Drug Withdrawal And Detox Symptoms
Common withdrawal symptoms associated with a drug detox include:
- • Fatigue
- • Mood swings
- • Agitation
- • Paranoia
- • Anxiety
- • Feeling cold
- • Sweats
- • Shaking
- • Watery eyes and nose
- • Feeling sick
- • Cravings (for drugs)
- • Bone or joint pain
- • Stomach and digestive issues
You may find that you experience only some of these symptoms. The symptoms you feel when undertaking a drug detox will depend on the substance you were previously taking. It is always important to undertake a detox in a controlled and safe environment.
What Happens When I Detox From Opiate Drugs?
If you are addicted to an opiate drug such as heroin, it is important to consider detoxing as an in-patient in a medically-controlled environment. As part of an opiate drug detox, opiate substitutes such as buprenorphine are administered to help patients cope with painful withdrawal symptoms.
The detox should last up to 14 days, although this will depend on the severity of your addiction. In some cases, heroin addicts receive doses of methadone, before then being detoxed off of it. This can be a lengthy process, depending on how much you are dependent on the drug.
What Are My Drug Detox Options?
There are three main routes a person can take in pursuing a drug detox:
The cold turkey method: This is where a person suddenly stops taking drugs, removing them from their system rapidly, without taking any medications to ease their withdrawal symptoms. Withdrawal symptoms using this method can be very uncomfortable and even life-threatening in extreme cases.

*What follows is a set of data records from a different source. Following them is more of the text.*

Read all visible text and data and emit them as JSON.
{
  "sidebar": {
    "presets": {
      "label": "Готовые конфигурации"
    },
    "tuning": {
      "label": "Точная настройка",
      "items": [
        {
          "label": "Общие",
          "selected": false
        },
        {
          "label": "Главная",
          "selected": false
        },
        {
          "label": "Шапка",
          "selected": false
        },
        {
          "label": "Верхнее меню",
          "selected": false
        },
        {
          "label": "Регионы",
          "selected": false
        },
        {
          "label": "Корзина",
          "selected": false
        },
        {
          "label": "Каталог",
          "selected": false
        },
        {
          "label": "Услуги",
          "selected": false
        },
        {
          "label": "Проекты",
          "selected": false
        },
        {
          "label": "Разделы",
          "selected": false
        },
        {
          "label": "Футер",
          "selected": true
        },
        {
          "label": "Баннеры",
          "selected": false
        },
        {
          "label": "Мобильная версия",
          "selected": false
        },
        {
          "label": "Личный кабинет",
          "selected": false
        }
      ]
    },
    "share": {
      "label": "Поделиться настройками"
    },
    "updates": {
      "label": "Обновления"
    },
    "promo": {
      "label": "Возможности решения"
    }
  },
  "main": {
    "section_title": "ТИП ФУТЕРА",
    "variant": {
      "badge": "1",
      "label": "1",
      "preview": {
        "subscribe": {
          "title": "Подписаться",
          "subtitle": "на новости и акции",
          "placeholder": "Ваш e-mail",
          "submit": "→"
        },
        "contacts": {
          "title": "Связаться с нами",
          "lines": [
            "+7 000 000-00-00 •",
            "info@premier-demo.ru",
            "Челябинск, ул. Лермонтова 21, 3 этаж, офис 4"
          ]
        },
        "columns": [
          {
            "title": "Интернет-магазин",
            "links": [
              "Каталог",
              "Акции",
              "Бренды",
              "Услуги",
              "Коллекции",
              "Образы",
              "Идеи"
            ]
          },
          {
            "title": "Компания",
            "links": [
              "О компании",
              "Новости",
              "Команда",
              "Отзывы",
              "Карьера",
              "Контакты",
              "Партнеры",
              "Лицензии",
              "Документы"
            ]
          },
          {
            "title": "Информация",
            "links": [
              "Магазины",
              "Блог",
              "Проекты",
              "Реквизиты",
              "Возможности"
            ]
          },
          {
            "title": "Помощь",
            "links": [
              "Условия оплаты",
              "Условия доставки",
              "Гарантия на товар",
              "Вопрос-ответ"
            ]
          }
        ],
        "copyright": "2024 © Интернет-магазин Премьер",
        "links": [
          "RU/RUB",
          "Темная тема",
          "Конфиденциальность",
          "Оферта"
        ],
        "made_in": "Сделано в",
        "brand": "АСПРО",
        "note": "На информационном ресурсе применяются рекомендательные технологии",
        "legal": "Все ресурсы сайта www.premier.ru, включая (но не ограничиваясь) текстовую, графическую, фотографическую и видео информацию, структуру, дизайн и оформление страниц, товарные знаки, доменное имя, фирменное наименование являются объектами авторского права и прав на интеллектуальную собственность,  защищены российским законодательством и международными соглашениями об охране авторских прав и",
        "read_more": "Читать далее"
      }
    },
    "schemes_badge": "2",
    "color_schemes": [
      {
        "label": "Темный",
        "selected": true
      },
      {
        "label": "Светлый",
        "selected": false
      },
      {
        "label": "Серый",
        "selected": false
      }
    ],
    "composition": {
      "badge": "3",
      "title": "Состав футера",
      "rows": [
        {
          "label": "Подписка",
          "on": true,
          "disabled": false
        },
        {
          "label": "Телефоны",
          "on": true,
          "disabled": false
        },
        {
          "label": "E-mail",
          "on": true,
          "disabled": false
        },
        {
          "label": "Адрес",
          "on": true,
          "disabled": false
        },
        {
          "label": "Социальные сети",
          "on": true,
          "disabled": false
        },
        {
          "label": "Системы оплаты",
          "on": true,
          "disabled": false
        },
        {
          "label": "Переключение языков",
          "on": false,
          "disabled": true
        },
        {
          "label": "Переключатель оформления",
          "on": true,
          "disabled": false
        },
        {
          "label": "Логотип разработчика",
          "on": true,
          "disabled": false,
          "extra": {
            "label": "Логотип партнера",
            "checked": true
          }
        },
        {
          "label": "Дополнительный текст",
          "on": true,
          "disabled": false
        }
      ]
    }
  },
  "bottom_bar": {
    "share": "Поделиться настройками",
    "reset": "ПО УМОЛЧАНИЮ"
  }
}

The short-term drug detox: This method involves a stint in rehab for up to a week, following a medically assessed detox programme. After this, most people leave rehab without following the full rehabilitation programme.
The long-term detox: This method is known to be more effective and can last anywhere from 2 weeks to 28 days. A patient typically follows a detox under medical supervision, before entering rehabilitation therapy to help them tackle the emotional and psychological issues related to their addiction.
If you need help deciding on the kind of detox you require, contact us today at Action Rehab on [phone].
Drug Detox At Home
Many people have fears or concerns about checking into a residential rehab facility, preferring to have a home drug detox instead. Generally speaking, many doctors and medical professionals advise against home detoxing and going ‘cold turkey’, and will not prescribe medications that will allow you to detox from home.
Doing a drug detox from home can be very dangerous because of the impact withdrawal symptoms could have on your body. If the symptoms are severe, you are more likely to want to take greater amounts of drugs to ease the symptoms, thereby further increasing your risk of overdose.
The benefits of a drug detox in a controlled medical facility include:
- • Personalised medical care
- • Safe and comforting surroundings
- • Assisted detox and rehabilitation programmes
- • Mindfulness activities
- • Family therapy
- • Personal 1:1 counselling
- • Self-care and drug awareness workshops
- • Increased chance of successful detox and recovery
- • Aftercare plan
Whether you are thinking of entering rehab yourself for a drug detox, or are reading this because you are concerned about the welfare of someone you love, we can help at Action Rehab.
We work with rehab clinics across the UK to help patients find detox and rehab services for drug addiction. Get in touch with us today to see how we can find detox services that are suitable for you.